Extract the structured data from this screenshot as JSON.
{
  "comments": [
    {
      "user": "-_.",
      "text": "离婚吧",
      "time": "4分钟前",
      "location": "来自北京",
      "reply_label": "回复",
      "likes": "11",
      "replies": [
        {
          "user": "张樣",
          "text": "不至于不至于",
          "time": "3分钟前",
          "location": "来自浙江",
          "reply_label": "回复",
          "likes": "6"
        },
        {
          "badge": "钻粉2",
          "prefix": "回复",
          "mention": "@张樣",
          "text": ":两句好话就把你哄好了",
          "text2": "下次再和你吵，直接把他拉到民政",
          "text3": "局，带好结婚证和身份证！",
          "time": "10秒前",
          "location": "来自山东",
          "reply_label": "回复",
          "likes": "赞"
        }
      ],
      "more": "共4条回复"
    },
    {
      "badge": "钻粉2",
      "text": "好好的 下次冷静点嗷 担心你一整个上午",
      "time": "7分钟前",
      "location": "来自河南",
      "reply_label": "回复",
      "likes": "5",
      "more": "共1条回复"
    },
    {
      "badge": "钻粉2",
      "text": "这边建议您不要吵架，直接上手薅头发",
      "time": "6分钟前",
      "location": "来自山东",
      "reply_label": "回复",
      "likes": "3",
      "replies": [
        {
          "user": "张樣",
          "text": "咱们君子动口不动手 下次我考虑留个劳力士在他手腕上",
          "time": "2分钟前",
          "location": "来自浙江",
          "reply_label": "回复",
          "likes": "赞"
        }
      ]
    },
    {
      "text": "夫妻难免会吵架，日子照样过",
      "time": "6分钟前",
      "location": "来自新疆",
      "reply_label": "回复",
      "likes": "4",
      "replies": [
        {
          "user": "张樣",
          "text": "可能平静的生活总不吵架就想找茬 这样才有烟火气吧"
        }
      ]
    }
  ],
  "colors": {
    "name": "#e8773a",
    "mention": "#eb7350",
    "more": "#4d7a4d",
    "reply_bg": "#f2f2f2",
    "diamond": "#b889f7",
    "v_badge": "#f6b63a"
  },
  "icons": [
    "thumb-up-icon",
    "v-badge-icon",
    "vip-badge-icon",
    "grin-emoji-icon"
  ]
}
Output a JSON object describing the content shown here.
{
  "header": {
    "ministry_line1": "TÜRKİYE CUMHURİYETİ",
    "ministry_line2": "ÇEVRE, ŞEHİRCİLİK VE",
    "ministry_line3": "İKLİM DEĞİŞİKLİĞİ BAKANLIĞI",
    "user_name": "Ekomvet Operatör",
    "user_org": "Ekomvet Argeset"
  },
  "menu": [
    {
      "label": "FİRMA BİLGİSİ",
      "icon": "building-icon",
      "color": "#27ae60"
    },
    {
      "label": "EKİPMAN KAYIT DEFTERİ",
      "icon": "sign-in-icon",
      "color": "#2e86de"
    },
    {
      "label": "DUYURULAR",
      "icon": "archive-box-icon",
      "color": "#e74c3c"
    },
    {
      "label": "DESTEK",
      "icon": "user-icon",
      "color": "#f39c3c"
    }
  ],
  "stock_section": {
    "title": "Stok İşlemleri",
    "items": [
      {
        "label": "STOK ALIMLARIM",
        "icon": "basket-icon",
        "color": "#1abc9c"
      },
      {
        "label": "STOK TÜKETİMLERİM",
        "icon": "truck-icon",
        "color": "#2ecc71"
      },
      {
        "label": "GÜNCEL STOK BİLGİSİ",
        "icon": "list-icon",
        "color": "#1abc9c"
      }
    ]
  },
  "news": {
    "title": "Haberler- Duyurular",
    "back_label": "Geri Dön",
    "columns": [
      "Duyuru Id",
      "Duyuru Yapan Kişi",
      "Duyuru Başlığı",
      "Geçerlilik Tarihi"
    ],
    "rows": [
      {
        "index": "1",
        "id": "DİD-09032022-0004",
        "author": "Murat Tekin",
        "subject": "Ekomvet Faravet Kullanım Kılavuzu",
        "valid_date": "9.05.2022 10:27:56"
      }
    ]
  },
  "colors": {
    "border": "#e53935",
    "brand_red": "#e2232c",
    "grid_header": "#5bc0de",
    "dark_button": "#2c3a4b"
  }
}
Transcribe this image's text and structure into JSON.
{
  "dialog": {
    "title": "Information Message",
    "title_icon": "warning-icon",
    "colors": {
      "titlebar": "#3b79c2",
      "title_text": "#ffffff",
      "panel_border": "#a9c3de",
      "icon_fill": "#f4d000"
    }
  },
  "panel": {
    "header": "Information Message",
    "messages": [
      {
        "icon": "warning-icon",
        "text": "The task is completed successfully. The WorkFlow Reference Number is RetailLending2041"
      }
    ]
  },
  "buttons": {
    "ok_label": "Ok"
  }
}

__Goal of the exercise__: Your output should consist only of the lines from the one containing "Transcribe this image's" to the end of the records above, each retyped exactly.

__Result below__:
Transcribe this image's text and structure into JSON.
{
  "dialog": {
    "title": "Information Message",
    "title_icon": "warning-icon",
    "colors": {
      "titlebar": "#3b79c2",
      "title_text": "#ffffff",
      "panel_border": "#a9c3de",
      "icon_fill": "#f4d000"
    }
  },
  "panel": {
    "header": "Information Message",
    "messages": [
      {
        "icon": "warning-icon",
        "text": "The task is completed successfully. The WorkFlow Reference Number is RetailLending2041"
      }
    ]
  },
  "buttons": {
    "ok_label": "Ok"
  }
}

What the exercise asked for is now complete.